Kirtland served from 1828 to 1834 in the Ohio legislature. His true love, however, was natural science and horticulture, not politics. As a child, he managed an arboretum of white mulberry trees, hoping to utilize the trees to cultivate silk worms. In 1845, Kirtland helped found the Cleveland Academy of Natural Science. In 1829, he discovered that scientists had incorrectly identified numerous species of freshwater mussels. Kirtland correctly argued that approximately fifty percent of mussels identified as being their own species, actually belonged in other orders. His discovery shocked the scientific community. Many scholars could not believe that a doctor from Ohio had made such an important discovery. He participated in the Ohio Geological Survey of 1837 and was responsible for zoological aspects of the report.
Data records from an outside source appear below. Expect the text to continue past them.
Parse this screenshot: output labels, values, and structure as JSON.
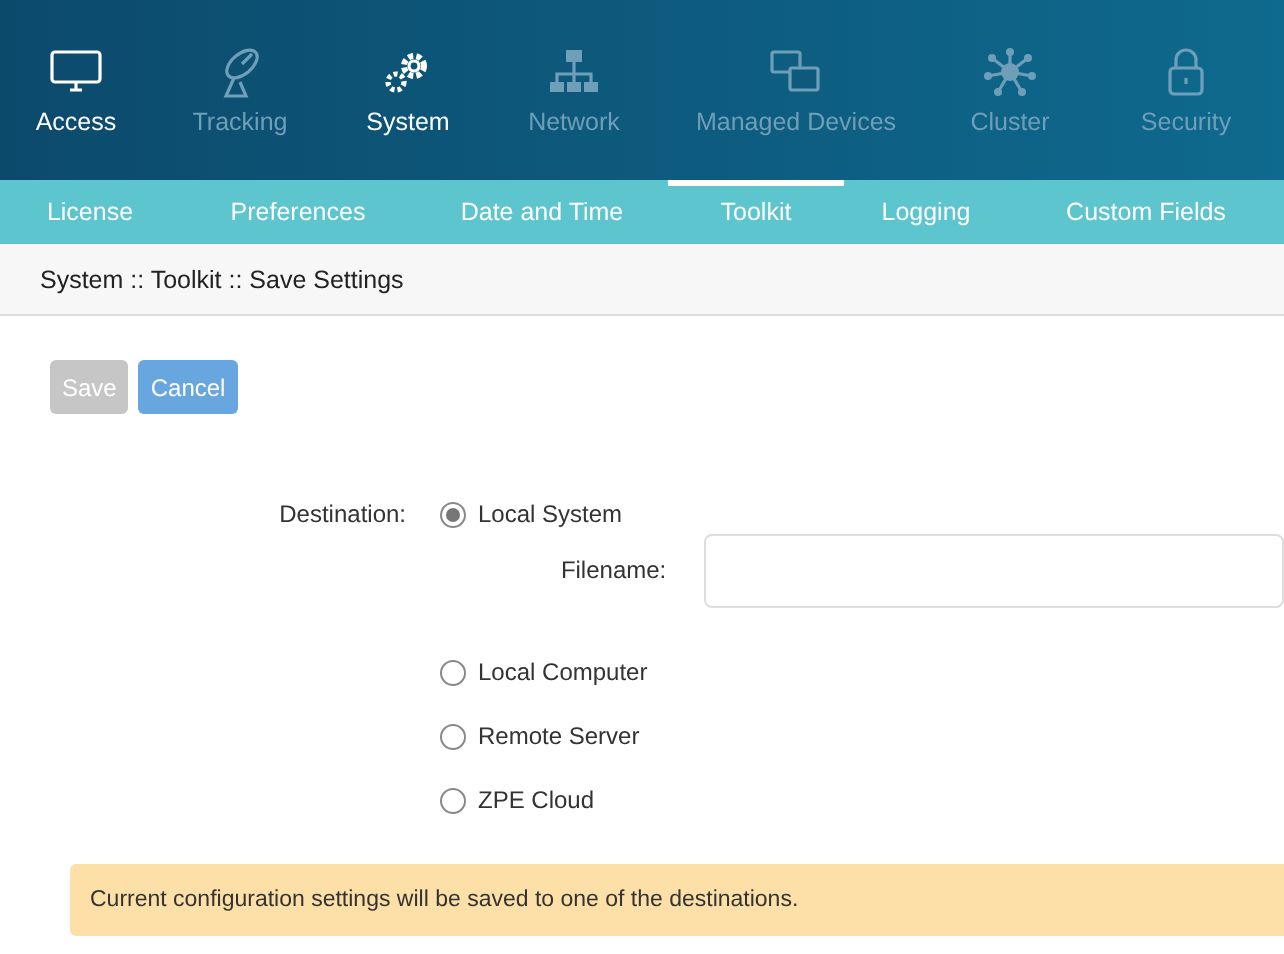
{
  "nav": [
    {
      "label": "Access",
      "highlighted": true
    },
    {
      "label": "Tracking",
      "highlighted": false
    },
    {
      "label": "System",
      "highlighted": true
    },
    {
      "label": "Network",
      "highlighted": false
    },
    {
      "label": "Managed Devices",
      "highlighted": false
    },
    {
      "label": "Cluster",
      "highlighted": false
    },
    {
      "label": "Security",
      "highlighted": false
    }
  ],
  "tabs": [
    {
      "label": "License",
      "selected": false
    },
    {
      "label": "Preferences",
      "selected": false
    },
    {
      "label": "Date and Time",
      "selected": false
    },
    {
      "label": "Toolkit",
      "selected": true
    },
    {
      "label": "Logging",
      "selected": false
    },
    {
      "label": "Custom Fields",
      "selected": false
    }
  ],
  "breadcrumb": "System :: Toolkit :: Save Settings",
  "buttons": [
    {
      "label": "Save",
      "disabled": true
    },
    {
      "label": "Cancel",
      "disabled": false
    }
  ],
  "destination": {
    "label": "Destination:",
    "filename_label": "Filename:",
    "options": [
      {
        "label": "Local System",
        "selected": true
      },
      {
        "label": "Local Computer",
        "selected": false
      },
      {
        "label": "Remote Server",
        "selected": false
      },
      {
        "label": "ZPE Cloud",
        "selected": false
      }
    ]
  },
  "notice": "Current configuration settings will be saved to one of the destinations."
}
Kirtland also played an important role in medical education during the mid 1800s. In 1834, he accepted a position at the Medical College of Ohio, teaching the theory and practice of medicine. In 1842, Kirtland took a position at Willoughby College. When the college moved to Cleveland and became the Cleveland Medical College in 1843, Kirtland was one of the original faculty members. He remained with the college until 1864, when he retired from teaching. During the Civil War, he examined the fitness of recruits for military duty and donated his pay to the Soldiers' Aid Society. Kirtland died on December 10, 1877.